Lorenzo J. (2020), “Sexual Dimorphism in Osteoclasts” Cells, 9(9), 2086. https://doi.org/10.3390/cells9092086 

Mun, S. H. et al., (2021) “Sexual Dimorphism in Differentiating Osteoclast Precursors Demonstrates Enhanced Inflammatory Pathway Activation in Female Cells” Journal of bone and mineral research : the official journal of the American Society for Bone and Mineral Research, 36(6), 1104–1116. https://doi.org/10.1002/jbmr.4270 

Rowe, P., A. Koller, and S. Sharma (Updated January 2022), “Physiology, Bone Remodeling”, StatPearls Publishing, www.ncbi.nlm.nih.gov/books/NBK499863/  

Seibel, M. J. (2005), “Biochemical Markers of Bone Turnover: Part I: Biochemistry and Variability”, The Clinical Biochemist Reviews, Vol. 26/4, pp. 97–122.  

Smith, J.K. (2020), “Osteoclasts and Microgravity”, Life, Vol. 10/9, MDPI, Basel, https://doi.org/10.3390/life10090207  

Steppe, L. et al., (2022) "Bone Mass and Osteoblast Activity Are Sex-Dependent in Mice Lacking the Estrogen Receptor α in Chondrocytes and Osteoblast Progenitor Cells" International Journal of Molecular Sciences 23, no. 5: 2902. https://doi.org/10.3390/ijms23052902 

Willey, J. S. et al. (2011), "Space Radiation and Bone Loss", Gravitational and space biology bulletin, Vol. 25/1, pp. 14-21. 

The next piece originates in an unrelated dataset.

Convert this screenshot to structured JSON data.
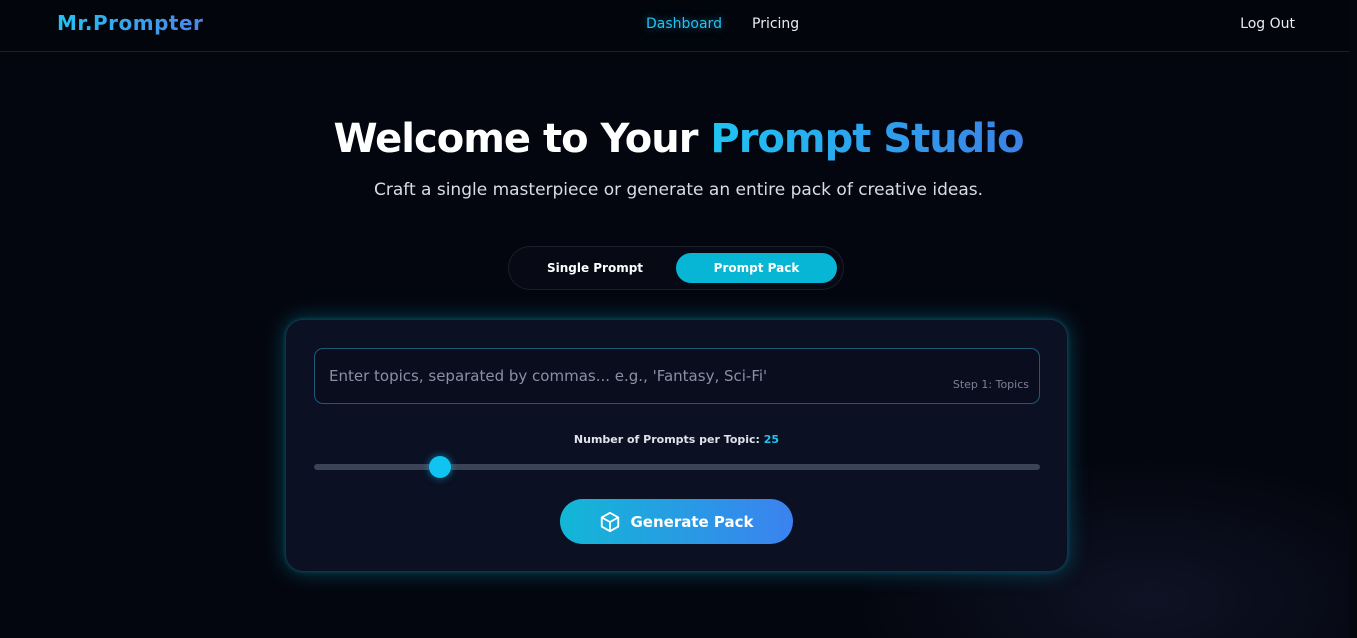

Wu, Y., et al. (2009), “Tartrate-Resistant Acid Phosphatase (TRACP 5b): A Biomarker of Bone Resorption Rate in Support of Drug Development: Modification, Validation and Application of the BoneTRAP® Kit Assay”, Journal of Pharmaceutical and Biomedical Analysis, Vol. 49/5, Elsevier, Amsterdam, https://doi.org/10.1016/j.jpba.2009.03.002

Zanotti, S. et al., (2014) “Sex and genetic factors determine osteoblastic differentiation potential of murine bone marrow stromal cells” PloS one, 9(1), e86757. https://doi.org/10.1371/journal.pone.0086757